The rupee fell on Thursday to an all-time low of 69.0925 | Lakshmi Samyukta/Bloomberg
Text Size:

Companies including Indian Oil Corp., Bharat Petroleum Corp. and Hindustan Petroleum Corp. will have bear a loss of up to 1 rupee per liter on sale of diesel and gasoline.

India’s state-run oil retailers have been asked not to increase retail diesel and gasoline prices and absorb a part of the losses due to the recent recovery in global crude oil, people with knowledge of the matter said.

Companies including Indian Oil Corp., Bharat Petroleum Corp. and Hindustan Petroleum Corp. will have bear a loss of up to 1 rupee per liter on sale of diesel and gasoline, the people said asking not to be identified as the matter is private. Shares of Indian Oil fell as much as 7.6 percent in Mumbai, the most since November 2016 in intraday trading, while HPCL lost as much 8.3 percent.

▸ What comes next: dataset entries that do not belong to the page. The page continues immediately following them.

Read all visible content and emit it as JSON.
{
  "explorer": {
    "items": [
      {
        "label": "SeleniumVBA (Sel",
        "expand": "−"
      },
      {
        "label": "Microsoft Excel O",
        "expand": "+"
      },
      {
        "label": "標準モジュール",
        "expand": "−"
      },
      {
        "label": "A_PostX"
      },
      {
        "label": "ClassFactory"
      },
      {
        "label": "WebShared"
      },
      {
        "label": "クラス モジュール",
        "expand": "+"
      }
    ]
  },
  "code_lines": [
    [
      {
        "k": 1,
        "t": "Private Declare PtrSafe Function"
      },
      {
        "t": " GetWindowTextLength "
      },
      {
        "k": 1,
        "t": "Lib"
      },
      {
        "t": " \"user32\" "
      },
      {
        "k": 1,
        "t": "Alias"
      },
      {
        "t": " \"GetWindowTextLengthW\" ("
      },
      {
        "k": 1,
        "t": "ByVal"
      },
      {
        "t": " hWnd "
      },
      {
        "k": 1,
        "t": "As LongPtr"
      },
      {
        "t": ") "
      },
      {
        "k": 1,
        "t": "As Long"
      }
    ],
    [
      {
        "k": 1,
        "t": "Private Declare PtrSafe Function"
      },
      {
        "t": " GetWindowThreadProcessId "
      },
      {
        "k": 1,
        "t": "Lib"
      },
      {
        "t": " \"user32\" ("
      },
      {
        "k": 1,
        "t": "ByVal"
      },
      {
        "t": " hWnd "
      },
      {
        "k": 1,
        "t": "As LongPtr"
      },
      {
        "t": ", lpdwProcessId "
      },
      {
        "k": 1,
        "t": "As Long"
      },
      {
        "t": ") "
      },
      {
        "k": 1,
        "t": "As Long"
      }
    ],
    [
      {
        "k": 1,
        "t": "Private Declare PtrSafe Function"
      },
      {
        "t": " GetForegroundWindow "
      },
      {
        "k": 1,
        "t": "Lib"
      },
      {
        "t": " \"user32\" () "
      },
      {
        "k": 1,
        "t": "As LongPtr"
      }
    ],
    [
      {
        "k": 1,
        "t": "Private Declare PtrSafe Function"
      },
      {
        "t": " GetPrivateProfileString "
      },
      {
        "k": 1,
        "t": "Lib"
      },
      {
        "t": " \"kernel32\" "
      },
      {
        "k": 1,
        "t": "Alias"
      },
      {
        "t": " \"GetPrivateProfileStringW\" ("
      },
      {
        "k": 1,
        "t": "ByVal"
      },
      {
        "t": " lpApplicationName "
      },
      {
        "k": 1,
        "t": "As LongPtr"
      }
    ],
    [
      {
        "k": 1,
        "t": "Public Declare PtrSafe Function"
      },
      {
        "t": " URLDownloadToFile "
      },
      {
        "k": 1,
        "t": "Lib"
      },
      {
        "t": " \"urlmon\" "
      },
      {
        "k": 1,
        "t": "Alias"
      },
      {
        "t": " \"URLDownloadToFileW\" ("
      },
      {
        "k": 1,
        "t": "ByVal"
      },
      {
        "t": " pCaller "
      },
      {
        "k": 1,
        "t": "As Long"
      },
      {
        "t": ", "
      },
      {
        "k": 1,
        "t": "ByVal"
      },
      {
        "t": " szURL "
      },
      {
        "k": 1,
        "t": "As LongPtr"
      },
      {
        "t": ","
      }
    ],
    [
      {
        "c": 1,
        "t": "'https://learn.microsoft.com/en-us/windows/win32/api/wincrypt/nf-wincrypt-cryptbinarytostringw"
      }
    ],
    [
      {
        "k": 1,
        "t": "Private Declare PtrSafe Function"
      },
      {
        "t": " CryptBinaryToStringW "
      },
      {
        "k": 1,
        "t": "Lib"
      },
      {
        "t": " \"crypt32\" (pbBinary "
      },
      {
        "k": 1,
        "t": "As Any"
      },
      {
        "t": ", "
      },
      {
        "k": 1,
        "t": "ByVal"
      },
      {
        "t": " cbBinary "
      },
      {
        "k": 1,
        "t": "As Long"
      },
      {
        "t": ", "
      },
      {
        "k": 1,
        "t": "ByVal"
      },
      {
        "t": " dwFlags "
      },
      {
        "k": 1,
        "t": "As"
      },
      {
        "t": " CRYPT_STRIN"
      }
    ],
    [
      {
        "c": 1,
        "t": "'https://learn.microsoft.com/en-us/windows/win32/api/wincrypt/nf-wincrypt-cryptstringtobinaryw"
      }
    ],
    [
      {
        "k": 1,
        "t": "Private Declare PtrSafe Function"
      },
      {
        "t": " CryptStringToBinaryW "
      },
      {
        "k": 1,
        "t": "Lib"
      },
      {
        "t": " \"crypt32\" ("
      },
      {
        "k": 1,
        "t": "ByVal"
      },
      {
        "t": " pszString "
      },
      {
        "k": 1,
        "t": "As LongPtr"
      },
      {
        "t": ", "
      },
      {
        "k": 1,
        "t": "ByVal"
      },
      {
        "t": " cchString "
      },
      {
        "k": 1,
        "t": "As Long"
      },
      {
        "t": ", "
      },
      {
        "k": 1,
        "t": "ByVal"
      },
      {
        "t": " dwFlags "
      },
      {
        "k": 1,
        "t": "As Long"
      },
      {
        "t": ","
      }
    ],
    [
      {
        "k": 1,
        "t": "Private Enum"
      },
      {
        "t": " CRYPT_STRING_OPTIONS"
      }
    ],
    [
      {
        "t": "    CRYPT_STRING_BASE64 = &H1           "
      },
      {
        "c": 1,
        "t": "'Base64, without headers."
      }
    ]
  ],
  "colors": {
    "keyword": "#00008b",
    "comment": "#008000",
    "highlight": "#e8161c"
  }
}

Prime Minister Narendra Modi’s administration wants to keep oil prices under check to shore up popular support ahead of a series state elections this year. The South Asian nation, which imports more than 80 percent of its annual crude oil requirement, wants to see prices at about $50 a barrel in order to manage its finances better, Oil Minister Dharmendra Pradhan said in an interview.

A cut in excise duty on fuel prices is unlikely due to sluggish revenue collections on the back of a botched rollout of the Goods and Services Tax, the people said. The oil ministry has been asked to prepare subsidy payments at different price points in case of a further run up in oil prices.

HPCL is not aware of any directive from the government to absorb a part of the losses from higher crude prices, the company’s chairman, M. K Surana, said on the sidelines of the International Energy Forum in New Delhi.

While Modi has reaped the benefits of the biggest price crash in a generation since coming to power 2014, oil is recovering as the government gears up for elections in 2019. Since hitting a low of $ 27.1 per barrel in 2016, Brent crude is currently trading around $70 level. — Bloomberg

Subscribe to our channels on YouTube & Telegram

News media is in a crisis & only you can fix it

You are reading this because you value good, intelligent and objective journalism. We thank you for your time and your trust.

You also know that the news media is facing an unprecedented crisis. It is likely that you are also hearing of the brutal layoffs and pay-cuts hitting the industry. There are many reasons why the media’s economics is broken. But a big one is that good people are not yet paying enough for good journalism.

We have a newsroom filled with talented young reporters. We also have the country’s most robust editing and fact-checking team, finest news photographers and video professionals. We are building India’s most ambitious and energetic news platform. And we aren’t even three yet.

At ThePrint, we invest in quality journalists. We pay them fairly and on time even in this difficult period. As you may have noticed, we do not flinch from spending whatever it takes to make sure our reporters reach where the story is. Our stellar coronavirus coverage is a good example. You can check some of it here.

This comes with a sizable cost. For us to continue bringing quality journalism, we need readers like you to pay for it. Because the advertising market is broken too.

If you think we deserve your support, do join us in this endeavour to strengthen fair, free, courageous, and questioning journalism, please click on the link below. Your support will define our journalism, and ThePrint’s future. It will take just a few seconds of your time.

Support Our Journalism

Share Your Views

LEAVE A REPLY

Please enter your comment!
Please enter your name here